- [What is required]: If a line in the entries contains the string "JSON", include that line in your answer.

- [Entries supplied]:

☆ ☆ ☆ ☆

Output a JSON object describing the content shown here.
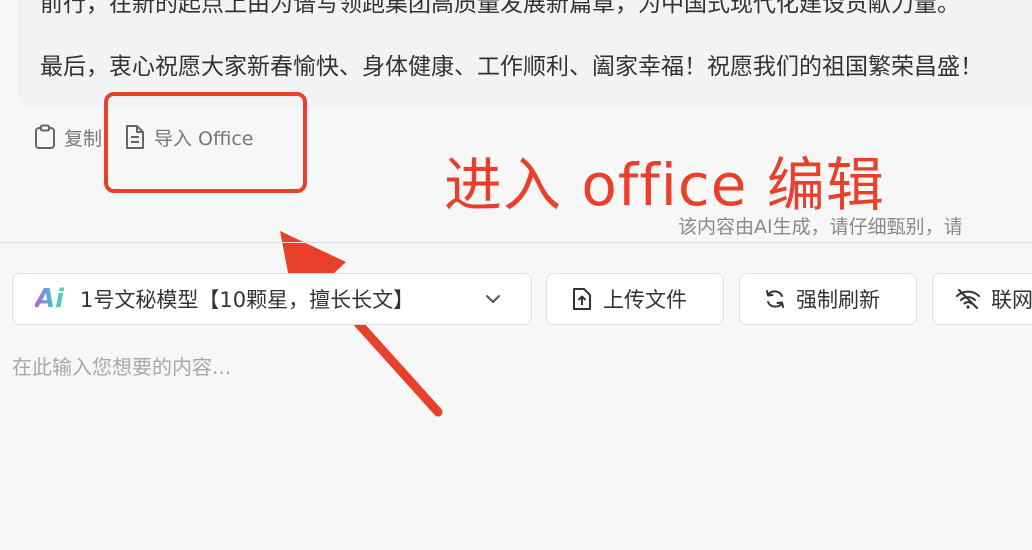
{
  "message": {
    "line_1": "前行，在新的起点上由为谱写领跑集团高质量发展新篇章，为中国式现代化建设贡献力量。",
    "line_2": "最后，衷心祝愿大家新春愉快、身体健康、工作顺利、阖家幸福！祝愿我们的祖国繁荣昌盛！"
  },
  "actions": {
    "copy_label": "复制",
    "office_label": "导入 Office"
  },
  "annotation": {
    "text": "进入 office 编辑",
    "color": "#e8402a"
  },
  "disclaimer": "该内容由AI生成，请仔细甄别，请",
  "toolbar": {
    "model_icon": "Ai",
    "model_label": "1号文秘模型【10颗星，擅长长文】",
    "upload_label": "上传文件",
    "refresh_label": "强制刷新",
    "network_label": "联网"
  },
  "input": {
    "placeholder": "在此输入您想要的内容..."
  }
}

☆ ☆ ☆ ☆

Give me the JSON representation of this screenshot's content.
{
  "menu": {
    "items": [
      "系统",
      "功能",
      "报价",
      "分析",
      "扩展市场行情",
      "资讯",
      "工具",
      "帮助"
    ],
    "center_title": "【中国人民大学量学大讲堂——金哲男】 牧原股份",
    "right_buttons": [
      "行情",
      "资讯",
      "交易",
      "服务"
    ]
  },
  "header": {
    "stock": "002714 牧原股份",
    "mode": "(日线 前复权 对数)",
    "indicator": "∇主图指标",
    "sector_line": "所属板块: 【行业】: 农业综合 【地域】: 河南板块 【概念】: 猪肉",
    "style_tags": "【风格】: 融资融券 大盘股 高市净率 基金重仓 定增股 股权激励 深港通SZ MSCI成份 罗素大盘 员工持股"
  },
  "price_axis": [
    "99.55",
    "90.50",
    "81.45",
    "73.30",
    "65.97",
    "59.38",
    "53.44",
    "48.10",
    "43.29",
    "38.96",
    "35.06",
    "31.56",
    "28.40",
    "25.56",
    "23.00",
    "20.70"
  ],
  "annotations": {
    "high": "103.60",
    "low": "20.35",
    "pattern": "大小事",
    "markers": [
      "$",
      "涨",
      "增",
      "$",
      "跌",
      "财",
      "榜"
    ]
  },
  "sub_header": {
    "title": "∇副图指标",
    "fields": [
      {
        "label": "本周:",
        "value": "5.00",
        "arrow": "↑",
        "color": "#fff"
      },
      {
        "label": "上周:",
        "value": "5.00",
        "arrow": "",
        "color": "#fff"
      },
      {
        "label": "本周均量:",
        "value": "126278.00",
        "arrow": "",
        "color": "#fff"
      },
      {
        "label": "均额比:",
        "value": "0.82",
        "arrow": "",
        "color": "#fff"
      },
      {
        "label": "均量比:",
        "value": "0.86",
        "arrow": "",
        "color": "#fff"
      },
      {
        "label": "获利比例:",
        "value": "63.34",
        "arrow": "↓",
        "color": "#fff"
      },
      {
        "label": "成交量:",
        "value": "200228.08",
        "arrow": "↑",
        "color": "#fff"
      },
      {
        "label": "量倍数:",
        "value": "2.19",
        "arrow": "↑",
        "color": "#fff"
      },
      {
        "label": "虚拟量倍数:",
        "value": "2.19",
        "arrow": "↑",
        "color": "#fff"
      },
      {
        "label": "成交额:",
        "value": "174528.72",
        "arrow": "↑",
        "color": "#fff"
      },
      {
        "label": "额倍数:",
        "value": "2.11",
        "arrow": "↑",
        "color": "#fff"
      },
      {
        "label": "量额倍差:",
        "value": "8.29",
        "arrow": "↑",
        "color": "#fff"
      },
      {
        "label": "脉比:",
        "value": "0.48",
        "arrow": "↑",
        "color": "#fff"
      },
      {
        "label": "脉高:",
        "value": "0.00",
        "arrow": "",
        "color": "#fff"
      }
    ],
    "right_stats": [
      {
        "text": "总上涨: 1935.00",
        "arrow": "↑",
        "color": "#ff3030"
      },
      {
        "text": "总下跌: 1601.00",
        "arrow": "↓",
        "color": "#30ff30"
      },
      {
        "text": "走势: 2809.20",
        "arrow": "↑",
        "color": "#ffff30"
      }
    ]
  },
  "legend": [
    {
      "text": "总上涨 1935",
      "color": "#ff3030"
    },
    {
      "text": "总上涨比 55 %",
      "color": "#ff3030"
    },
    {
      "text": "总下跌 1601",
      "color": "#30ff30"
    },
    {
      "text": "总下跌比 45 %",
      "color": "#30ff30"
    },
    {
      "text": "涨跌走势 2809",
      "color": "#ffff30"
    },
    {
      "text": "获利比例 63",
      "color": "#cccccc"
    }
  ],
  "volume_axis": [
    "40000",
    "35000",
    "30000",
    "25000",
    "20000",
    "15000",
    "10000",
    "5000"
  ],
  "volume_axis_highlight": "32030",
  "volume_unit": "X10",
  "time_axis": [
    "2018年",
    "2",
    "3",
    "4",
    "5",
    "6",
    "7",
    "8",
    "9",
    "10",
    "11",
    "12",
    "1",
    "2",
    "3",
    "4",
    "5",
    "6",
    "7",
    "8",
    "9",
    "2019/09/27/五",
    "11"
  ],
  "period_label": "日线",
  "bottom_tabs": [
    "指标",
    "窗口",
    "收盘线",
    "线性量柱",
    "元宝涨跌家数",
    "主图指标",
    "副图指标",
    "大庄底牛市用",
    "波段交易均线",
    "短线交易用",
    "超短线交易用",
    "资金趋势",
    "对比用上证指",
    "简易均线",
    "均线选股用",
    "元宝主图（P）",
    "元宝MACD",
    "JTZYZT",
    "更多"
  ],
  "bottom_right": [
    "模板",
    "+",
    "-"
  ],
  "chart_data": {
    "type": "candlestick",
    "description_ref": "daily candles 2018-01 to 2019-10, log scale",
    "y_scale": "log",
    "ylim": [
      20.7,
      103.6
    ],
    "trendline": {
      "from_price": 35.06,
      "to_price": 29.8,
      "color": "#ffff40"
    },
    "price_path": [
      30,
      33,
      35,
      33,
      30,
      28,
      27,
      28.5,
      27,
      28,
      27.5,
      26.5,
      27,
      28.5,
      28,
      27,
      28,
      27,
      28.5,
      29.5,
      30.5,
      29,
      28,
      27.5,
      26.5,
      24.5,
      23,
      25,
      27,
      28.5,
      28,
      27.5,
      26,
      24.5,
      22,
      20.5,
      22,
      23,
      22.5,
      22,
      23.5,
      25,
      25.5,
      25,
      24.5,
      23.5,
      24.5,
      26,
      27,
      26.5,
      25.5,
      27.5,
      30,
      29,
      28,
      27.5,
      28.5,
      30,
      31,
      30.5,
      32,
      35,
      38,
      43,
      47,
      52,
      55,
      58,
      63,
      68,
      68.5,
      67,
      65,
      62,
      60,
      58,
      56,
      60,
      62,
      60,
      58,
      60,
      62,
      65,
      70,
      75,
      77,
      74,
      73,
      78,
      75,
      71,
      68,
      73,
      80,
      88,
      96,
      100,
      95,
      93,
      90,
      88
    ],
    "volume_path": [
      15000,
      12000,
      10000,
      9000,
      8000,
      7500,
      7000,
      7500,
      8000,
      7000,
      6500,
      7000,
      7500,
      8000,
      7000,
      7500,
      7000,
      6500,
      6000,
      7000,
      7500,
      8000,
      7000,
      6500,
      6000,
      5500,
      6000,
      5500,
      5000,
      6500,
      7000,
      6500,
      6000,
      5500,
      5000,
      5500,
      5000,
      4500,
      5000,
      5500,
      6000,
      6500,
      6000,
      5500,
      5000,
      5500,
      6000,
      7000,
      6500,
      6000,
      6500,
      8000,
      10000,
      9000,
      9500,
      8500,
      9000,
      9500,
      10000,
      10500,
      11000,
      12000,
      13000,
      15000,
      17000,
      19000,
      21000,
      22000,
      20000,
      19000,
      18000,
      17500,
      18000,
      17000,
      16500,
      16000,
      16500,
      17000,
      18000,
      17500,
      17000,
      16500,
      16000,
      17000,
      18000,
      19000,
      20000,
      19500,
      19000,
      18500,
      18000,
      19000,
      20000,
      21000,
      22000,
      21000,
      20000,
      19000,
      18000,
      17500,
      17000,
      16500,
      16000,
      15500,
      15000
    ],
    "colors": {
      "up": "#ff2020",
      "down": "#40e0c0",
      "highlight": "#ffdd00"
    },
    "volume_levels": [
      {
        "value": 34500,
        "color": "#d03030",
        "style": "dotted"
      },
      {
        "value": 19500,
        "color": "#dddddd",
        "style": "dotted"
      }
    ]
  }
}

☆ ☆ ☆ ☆

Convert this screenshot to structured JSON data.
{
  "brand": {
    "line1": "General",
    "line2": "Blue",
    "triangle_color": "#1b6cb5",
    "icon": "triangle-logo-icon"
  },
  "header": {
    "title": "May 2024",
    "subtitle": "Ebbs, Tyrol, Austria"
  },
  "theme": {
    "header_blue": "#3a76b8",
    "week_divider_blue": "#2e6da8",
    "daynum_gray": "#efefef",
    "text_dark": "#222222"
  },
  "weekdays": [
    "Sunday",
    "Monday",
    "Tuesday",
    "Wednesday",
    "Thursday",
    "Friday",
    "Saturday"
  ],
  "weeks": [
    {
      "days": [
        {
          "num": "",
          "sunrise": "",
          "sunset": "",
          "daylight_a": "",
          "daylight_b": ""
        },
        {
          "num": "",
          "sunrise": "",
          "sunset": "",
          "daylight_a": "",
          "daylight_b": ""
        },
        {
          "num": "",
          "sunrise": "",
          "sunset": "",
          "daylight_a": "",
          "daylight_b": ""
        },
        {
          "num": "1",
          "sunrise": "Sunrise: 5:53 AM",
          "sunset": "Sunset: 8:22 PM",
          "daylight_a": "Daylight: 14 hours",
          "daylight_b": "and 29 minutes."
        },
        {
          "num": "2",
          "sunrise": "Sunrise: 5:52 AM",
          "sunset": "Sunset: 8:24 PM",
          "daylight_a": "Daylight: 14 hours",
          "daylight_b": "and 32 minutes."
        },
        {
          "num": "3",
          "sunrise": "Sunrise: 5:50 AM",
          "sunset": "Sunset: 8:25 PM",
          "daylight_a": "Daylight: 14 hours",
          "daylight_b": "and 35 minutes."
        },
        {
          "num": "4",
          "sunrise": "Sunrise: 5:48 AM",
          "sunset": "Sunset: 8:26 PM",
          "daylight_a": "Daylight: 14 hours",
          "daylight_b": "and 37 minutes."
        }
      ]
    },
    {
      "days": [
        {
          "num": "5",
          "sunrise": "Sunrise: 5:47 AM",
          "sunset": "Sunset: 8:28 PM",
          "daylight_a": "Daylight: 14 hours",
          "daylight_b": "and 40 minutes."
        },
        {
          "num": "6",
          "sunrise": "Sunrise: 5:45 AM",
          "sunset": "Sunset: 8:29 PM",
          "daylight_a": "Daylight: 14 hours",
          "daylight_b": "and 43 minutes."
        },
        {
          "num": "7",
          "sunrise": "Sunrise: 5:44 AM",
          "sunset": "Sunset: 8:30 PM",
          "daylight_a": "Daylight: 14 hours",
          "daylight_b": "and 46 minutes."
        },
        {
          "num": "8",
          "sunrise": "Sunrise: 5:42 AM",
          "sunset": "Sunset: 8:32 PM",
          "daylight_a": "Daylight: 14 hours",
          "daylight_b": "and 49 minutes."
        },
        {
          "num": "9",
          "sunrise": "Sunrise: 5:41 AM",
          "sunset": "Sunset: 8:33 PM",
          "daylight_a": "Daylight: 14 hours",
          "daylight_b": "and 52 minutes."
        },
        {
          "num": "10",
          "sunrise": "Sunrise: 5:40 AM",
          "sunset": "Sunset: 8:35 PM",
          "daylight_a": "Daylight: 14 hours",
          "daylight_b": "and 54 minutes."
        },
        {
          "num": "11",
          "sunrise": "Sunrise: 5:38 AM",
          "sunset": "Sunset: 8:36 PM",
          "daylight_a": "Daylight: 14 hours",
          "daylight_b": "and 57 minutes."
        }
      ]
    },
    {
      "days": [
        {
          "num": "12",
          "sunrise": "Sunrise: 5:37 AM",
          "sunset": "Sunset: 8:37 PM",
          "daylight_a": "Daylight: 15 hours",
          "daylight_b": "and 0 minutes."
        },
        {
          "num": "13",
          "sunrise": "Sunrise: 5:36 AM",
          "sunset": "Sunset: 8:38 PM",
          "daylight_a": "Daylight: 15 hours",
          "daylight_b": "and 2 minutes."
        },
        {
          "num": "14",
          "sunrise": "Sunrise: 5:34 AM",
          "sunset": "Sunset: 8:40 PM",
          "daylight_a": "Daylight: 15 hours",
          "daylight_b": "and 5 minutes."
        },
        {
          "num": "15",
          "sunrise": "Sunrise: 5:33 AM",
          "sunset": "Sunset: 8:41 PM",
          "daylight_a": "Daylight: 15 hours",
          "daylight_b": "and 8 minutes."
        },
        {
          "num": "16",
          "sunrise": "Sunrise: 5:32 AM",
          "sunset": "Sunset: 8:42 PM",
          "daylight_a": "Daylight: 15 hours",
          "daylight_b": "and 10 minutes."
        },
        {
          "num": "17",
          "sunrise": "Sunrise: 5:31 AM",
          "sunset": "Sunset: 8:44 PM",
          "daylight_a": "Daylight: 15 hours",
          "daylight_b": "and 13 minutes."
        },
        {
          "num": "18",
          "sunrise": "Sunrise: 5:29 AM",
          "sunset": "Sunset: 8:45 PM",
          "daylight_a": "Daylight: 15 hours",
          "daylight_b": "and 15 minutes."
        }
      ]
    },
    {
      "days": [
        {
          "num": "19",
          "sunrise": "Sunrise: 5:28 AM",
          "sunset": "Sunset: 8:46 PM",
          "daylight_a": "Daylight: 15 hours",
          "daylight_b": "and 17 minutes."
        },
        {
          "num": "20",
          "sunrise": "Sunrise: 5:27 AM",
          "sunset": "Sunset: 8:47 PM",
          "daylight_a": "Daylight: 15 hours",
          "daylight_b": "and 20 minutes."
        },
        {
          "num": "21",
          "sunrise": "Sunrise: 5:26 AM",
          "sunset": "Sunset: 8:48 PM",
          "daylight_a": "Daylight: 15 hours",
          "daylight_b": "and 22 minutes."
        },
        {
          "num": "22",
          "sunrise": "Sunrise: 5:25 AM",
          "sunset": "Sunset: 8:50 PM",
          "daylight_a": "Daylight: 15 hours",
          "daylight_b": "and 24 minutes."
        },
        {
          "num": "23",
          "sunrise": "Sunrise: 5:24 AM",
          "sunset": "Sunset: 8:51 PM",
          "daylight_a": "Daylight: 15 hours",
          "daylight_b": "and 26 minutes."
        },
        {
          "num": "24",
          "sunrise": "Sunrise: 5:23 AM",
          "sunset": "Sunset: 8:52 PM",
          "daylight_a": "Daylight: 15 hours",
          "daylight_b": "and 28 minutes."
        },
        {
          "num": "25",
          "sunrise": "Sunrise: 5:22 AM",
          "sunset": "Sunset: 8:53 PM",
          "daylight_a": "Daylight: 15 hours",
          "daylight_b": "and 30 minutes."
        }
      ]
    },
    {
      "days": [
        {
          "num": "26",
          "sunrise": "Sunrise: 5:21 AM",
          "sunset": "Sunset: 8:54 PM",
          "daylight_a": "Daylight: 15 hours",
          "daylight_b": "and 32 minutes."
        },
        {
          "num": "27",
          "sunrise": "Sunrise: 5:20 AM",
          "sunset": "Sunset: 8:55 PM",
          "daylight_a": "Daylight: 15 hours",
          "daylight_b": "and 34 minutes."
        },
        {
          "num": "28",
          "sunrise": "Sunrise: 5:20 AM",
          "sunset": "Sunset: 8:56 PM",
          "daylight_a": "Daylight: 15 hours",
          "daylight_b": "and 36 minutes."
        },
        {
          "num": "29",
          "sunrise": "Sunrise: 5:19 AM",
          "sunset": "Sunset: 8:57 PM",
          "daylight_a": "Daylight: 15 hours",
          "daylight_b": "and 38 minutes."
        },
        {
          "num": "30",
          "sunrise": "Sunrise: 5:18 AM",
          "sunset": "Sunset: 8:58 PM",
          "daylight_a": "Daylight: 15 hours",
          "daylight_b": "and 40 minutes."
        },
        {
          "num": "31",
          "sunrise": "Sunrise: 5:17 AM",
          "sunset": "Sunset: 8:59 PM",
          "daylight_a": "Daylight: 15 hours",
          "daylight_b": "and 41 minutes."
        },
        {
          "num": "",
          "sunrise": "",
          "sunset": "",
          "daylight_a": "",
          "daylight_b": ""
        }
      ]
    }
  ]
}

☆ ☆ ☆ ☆

- [Result of the exercise]:
Output a JSON object describing the content shown here.
Give me the JSON representation of this screenshot's content.
Convert this screenshot to structured JSON data.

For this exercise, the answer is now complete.